The benchmark index jumped 1.2 per cent in early trading after data showed Japan’s economy grew 3 per cent in the fourth quarter compared to the previous quarter, markedly more than analysts had expected. The Topix, another Japanese equity index, added 0.7 per cent.

The “recovery should get another shot in the arm from the rollout of [Covid-19] vaccines”, said Marcel Thieliant, senior Japan economist at research firm Capital Economics.

Monday’s rally in Japanese stocks was partly a response to the strong economic data, said Takeo Kamai, head of execution services at CLSA, adding that the positivity was also tied to broader global enthusiasm for stocks — particularly in the US, where markets have hit records this year.

Investors “probably still have a bias for further upside [for Japanese stocks] in the shorter term”, he said. “For Japan, the story is not a single-country, domestic-led kind of rally — it’s more euphoria of equities globally.”

Equity benchmarks elsewhere in Asia-Pacific rose on Monday.

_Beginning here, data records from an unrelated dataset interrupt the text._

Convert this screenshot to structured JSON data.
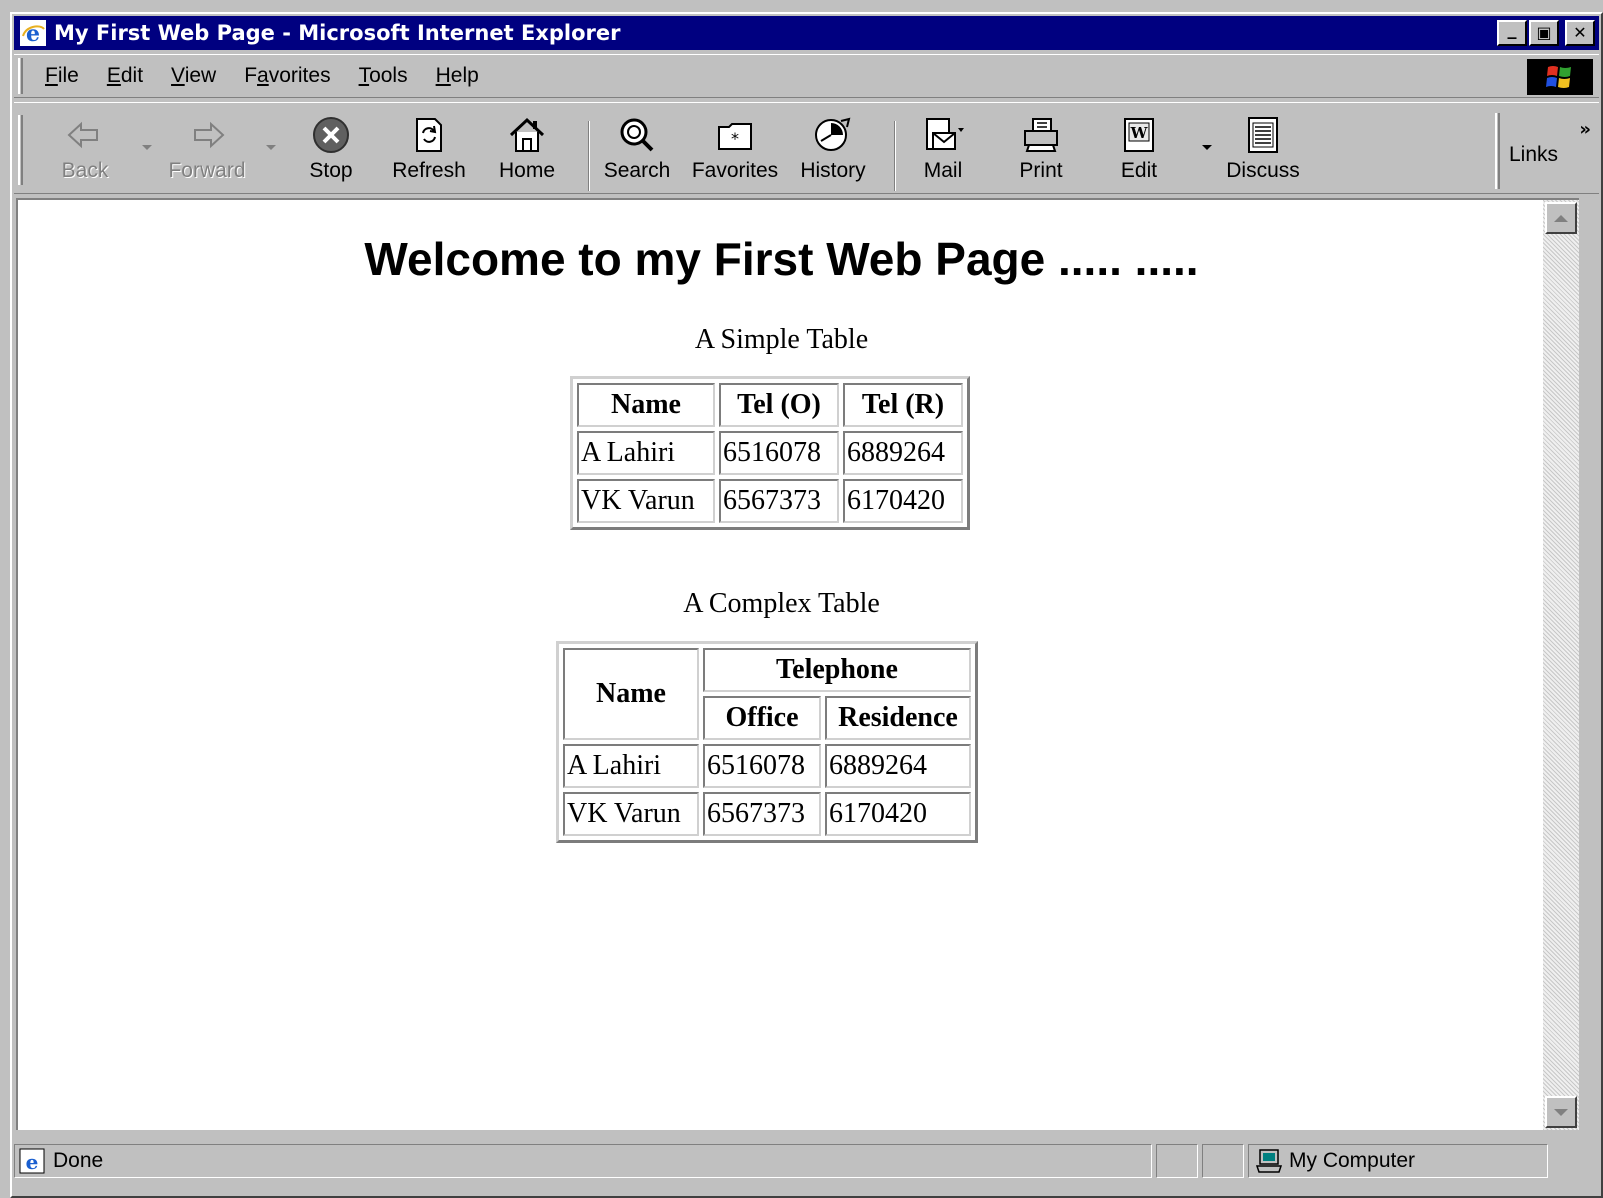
{
  "window": {
    "title": "My First Web Page - Microsoft Internet Explorer",
    "caption_buttons": {
      "minimize": "_",
      "maximize": "▣",
      "close": "✕"
    }
  },
  "menu": [
    {
      "pre": "",
      "key": "F",
      "post": "ile"
    },
    {
      "pre": "",
      "key": "E",
      "post": "dit"
    },
    {
      "pre": "",
      "key": "V",
      "post": "iew"
    },
    {
      "pre": "F",
      "key": "a",
      "post": "vorites"
    },
    {
      "pre": "",
      "key": "T",
      "post": "ools"
    },
    {
      "pre": "",
      "key": "H",
      "post": "elp"
    }
  ],
  "toolbar": {
    "back": "Back",
    "forward": "Forward",
    "stop": "Stop",
    "refresh": "Refresh",
    "home": "Home",
    "search": "Search",
    "favorites": "Favorites",
    "history": "History",
    "mail": "Mail",
    "print": "Print",
    "edit": "Edit",
    "discuss": "Discuss",
    "links": "Links",
    "chevron": "»"
  },
  "page": {
    "heading": "Welcome to my First Web Page ..... .....",
    "simple_table": {
      "caption": "A Simple Table",
      "headers": [
        "Name",
        "Tel (O)",
        "Tel (R)"
      ],
      "rows": [
        [
          "A Lahiri",
          "6516078",
          "6889264"
        ],
        [
          "VK Varun",
          "6567373",
          "6170420"
        ]
      ]
    },
    "complex_table": {
      "caption": "A Complex Table",
      "name_header": "Name",
      "group_header": "Telephone",
      "sub_headers": [
        "Office",
        "Residence"
      ],
      "rows": [
        [
          "A Lahiri",
          "6516078",
          "6889264"
        ],
        [
          "VK Varun",
          "6567373",
          "6170420"
        ]
      ]
    }
  },
  "status": {
    "text": "Done",
    "zone": "My Computer"
  }
}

South Korea’s Kospi index was up 1.6 per cent and Australia’s S&P/ASX 200 0.9 per cent.

Stock markets in mainland China and Hong Kong were closed for the lunar new year holiday but the offshore-traded renminbi edged up 0.1 per cent to Rmb6.411 per dollar, its strongest level since June 2018. The Chinese currency has been boosted by the country’s strong economic recovery from the coronavirus pandemic.

Oil prices climbed as the grid operator in Texas warned of possible blackouts because of artic conditions sapping electricity supplies. US marker West Texas Intermediate rose 2.3 per cent to $60.84 per barrel, while international benchmark Brent rose 2 per cent to $63.66 per barrel.

US markets are closed on Monday for Presidents’ Day, while futures for London’s FTSE 100 index rose 0.7 per cent.

In cryptocurrencies, bitcoin fell 2 per cent to $46,911, paring some of the gains made last week after two big US financial groups announced cryptocurrency projects.